Task requirements:
Retype the data below exactly, skipping pictures.

[Component data from apps and pages]
++++++++++

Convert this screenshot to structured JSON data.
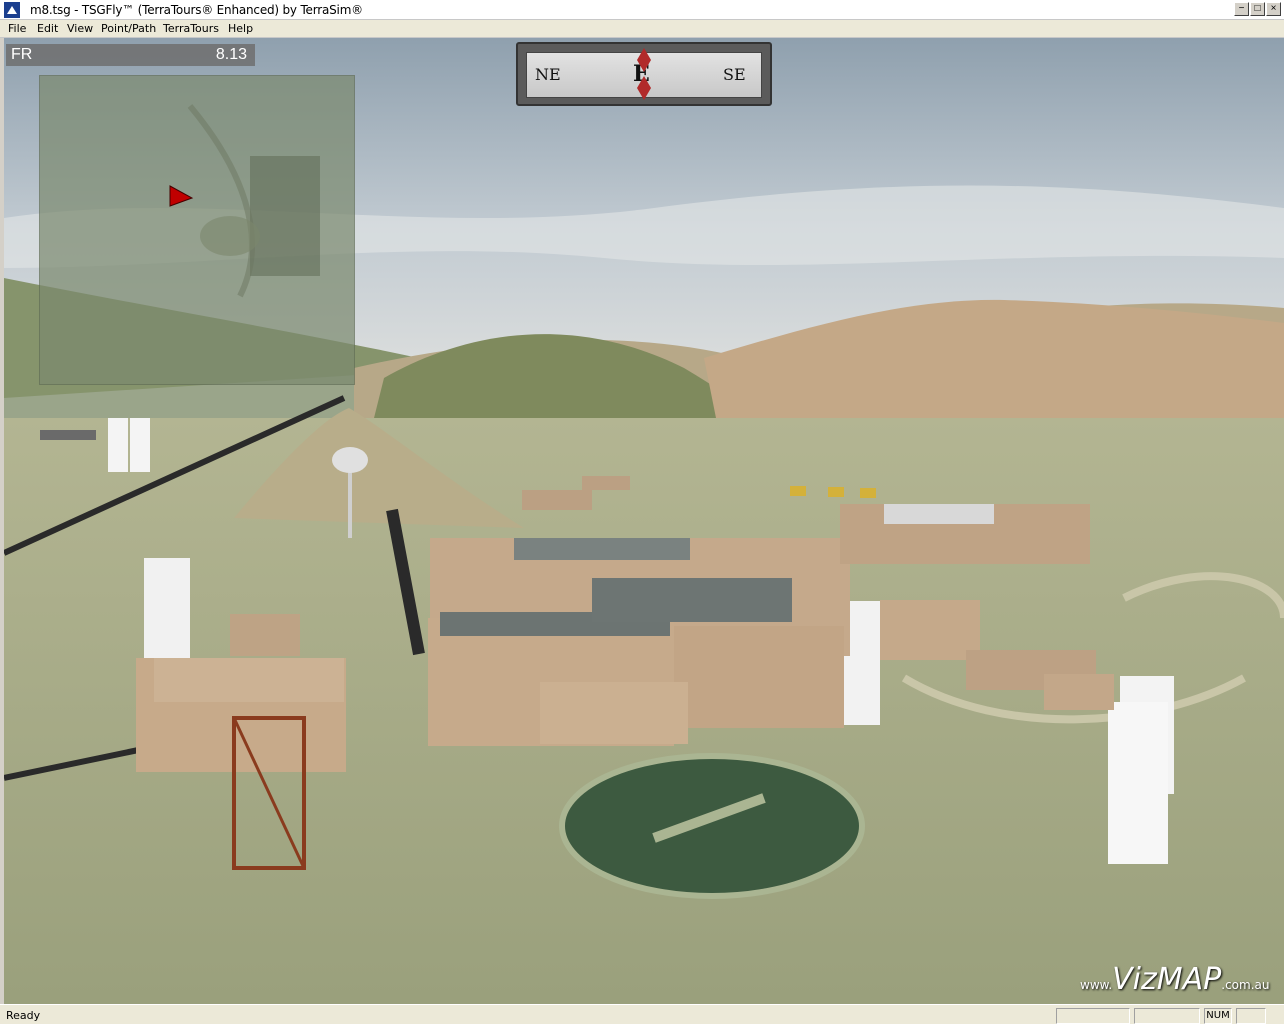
{
  "window": {
    "title": "m8.tsg - TSGFly™ (TerraTours® Enhanced) by TerraSim®",
    "minimize": "−",
    "restore": "□",
    "close": "×"
  },
  "menu": [
    "File",
    "Edit",
    "View",
    "Point/Path",
    "TerraTours",
    "Help"
  ],
  "hud": {
    "fr_label": "FR",
    "fr_value": "8.13"
  },
  "compass": {
    "left": "NE",
    "center": "E",
    "right": "SE"
  },
  "watermark": {
    "prefix": "www.",
    "brand": "VizMAP",
    "suffix": ".com.au"
  },
  "status": {
    "text": "Ready",
    "num": "NUM"
  },
  "icons": {
    "app": "tsgfly-app-icon",
    "minimap_cursor": "position-arrow-icon"
  },
  "colors": {
    "sky": "#aebcc6",
    "terrain": "#a8ad88",
    "building": "#c1a58a",
    "roof": "#6b7472",
    "cursor": "#c00000"
  }
}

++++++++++

Solution to this task:
Convert this screenshot to structured JSON data.
{
  "window": {
    "title": "m8.tsg - TSGFly™ (TerraTours® Enhanced) by TerraSim®",
    "minimize": "−",
    "restore": "□",
    "close": "×"
  },
  "menu": [
    "File",
    "Edit",
    "View",
    "Point/Path",
    "TerraTours",
    "Help"
  ],
  "hud": {
    "fr_label": "FR",
    "fr_value": "8.13"
  },
  "compass": {
    "left": "NE",
    "center": "E",
    "right": "SE"
  },
  "watermark": {
    "prefix": "www.",
    "brand": "VizMAP",
    "suffix": ".com.au"
  },
  "status": {
    "text": "Ready",
    "num": "NUM"
  },
  "icons": {
    "app": "tsgfly-app-icon",
    "minimap_cursor": "position-arrow-icon"
  },
  "colors": {
    "sky": "#aebcc6",
    "terrain": "#a8ad88",
    "building": "#c1a58a",
    "roof": "#6b7472",
    "cursor": "#c00000"
  }
}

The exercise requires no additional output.